EXERCISE DIRECTIONS: After locating the line that contains "Decode this image" in the listing below, write out that line and every following line exactly, with no other output.

####

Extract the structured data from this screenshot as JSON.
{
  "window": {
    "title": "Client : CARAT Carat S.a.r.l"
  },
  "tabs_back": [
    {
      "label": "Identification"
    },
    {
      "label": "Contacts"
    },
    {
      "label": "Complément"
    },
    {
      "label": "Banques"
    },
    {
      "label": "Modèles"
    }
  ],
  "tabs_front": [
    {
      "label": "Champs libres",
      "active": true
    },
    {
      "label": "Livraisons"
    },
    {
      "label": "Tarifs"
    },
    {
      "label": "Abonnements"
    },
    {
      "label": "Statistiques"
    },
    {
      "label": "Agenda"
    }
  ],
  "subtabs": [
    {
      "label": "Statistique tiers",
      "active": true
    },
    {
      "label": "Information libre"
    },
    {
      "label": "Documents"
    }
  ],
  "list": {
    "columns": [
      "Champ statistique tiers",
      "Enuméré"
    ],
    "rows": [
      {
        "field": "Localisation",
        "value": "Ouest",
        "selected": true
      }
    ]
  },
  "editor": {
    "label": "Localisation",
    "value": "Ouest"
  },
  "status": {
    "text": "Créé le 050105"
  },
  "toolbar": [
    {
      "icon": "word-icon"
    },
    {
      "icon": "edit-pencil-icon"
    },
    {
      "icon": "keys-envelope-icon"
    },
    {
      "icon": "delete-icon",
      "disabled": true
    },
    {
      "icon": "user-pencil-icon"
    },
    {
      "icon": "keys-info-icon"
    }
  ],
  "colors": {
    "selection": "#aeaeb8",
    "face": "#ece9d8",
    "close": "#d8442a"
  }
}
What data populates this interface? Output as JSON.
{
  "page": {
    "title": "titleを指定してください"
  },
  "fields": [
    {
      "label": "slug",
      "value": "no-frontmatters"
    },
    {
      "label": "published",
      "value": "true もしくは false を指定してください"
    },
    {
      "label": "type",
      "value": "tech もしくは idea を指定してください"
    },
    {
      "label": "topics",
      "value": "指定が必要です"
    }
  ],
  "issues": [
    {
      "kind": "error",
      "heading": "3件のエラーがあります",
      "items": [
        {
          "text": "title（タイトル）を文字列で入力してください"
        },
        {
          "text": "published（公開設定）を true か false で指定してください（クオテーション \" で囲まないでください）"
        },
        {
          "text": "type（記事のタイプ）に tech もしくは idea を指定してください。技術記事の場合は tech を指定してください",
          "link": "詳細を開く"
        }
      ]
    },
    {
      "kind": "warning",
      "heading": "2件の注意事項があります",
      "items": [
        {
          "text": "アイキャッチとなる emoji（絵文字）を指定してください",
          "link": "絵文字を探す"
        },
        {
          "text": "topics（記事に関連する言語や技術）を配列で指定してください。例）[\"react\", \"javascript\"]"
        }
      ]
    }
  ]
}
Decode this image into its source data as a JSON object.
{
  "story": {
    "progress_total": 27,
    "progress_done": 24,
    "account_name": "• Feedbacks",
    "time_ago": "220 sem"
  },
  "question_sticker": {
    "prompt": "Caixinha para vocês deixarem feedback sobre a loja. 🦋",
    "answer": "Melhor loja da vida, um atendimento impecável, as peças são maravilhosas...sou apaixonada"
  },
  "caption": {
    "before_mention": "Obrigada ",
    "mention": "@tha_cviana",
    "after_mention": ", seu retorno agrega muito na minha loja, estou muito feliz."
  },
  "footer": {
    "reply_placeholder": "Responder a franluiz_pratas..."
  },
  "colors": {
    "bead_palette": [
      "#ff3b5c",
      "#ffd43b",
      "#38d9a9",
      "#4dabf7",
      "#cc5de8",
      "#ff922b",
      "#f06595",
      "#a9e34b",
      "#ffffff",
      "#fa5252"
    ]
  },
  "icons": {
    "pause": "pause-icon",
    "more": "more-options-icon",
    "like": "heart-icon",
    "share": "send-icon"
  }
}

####

RESPONSE AREA:
Decode this image into its source data as a JSON object.
{
  "story": {
    "progress_total": 27,
    "progress_done": 24,
    "account_name": "• Feedbacks",
    "time_ago": "220 sem"
  },
  "question_sticker": {
    "prompt": "Caixinha para vocês deixarem feedback sobre a loja. 🦋",
    "answer": "Melhor loja da vida, um atendimento impecável, as peças são maravilhosas...sou apaixonada"
  },
  "caption": {
    "before_mention": "Obrigada ",
    "mention": "@tha_cviana",
    "after_mention": ", seu retorno agrega muito na minha loja, estou muito feliz."
  },
  "footer": {
    "reply_placeholder": "Responder a franluiz_pratas..."
  },
  "colors": {
    "bead_palette": [
      "#ff3b5c",
      "#ffd43b",
      "#38d9a9",
      "#4dabf7",
      "#cc5de8",
      "#ff922b",
      "#f06595",
      "#a9e34b",
      "#ffffff",
      "#fa5252"
    ]
  },
  "icons": {
    "pause": "pause-icon",
    "more": "more-options-icon",
    "like": "heart-icon",
    "share": "send-icon"
  }
}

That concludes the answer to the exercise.